Purpose: Neuropathy is the dose-limiting toxicity of paclitaxel and a major cause for decreased quality of life. Genetic factors have been shown to contribute to paclitaxel neuropathy susceptibility; however, the major causes for interindividual differences remain unexplained. In this study, we identified genetic markers associated with paclitaxel-induced neuropathy through massive sequencing of candidate genes.Experimental Design: We sequenced the coding region of 4 EPHA genes, 5 genes involved in paclitaxel pharmacokinetics, and 30 Charcot-Marie-Tooth genes, in 228 cancer patients with no/low neuropathy or high-grade neuropathy during paclitaxel treatment. An independent validation series included 202 paclitaxel-treated patients.
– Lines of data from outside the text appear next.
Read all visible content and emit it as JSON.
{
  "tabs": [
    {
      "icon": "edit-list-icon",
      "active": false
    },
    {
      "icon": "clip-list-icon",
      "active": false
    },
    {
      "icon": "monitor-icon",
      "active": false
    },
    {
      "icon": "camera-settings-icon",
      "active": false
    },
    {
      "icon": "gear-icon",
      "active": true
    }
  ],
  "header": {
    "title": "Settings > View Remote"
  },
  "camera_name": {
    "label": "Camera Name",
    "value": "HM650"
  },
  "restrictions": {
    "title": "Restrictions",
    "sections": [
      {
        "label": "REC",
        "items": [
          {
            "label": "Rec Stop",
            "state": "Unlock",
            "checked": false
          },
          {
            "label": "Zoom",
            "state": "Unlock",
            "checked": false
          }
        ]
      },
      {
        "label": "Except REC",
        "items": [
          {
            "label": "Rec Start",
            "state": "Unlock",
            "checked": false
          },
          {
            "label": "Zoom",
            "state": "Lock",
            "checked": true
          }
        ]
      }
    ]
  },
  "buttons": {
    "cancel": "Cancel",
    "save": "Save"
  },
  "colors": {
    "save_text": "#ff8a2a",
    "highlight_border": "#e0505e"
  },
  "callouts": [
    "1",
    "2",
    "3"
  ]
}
Variation-/gene-based analyses were used to compare variant frequencies among neuropathy groups, and Cox regression models were used to analyze neuropathy along treatment.Results: Gene-based analysis identified EPHA6 as the gene most significantly associated with paclitaxel-induced neuropathy. Low-frequency nonsynonymous variants in EPHA6 were present exclusively in patients with high neuropathy, and all affected the ligand-binding domain of the protein. Accumulated dose analysis in the discovery series showed a significantly higher neuropathy risk for EPHA5/6/8 low-frequency nonsynonymous variant carriers [HR, 14.60; 95% confidence interval (CI), 2.33-91.62; P = 0.0042], and an independent cohort confirmed an increased neuropathy risk (HR, 2.07; 95% CI, 1.14-3.77; P = 0.017). Combining the series gave an estimated 2.5-fold higher risk of neuropathy (95% CI, 1.46-4.31; P = 9.1 × 10-4).Conclusions: This first study sequencing EPHA genes revealed that low-frequency variants in EPHA6, EPHA5, and EPHA8 contribute to the susceptibility to paclitaxel-induced neuropathy. Furthermore, EPHA's neuronal injury repair function suggests that these genes might constitute important neuropathy markers for many neurotoxic drugs. Clin Cancer Res; 23(5); 1227-35. ©2016 AACR.
©2016 American Association for Cancer Research.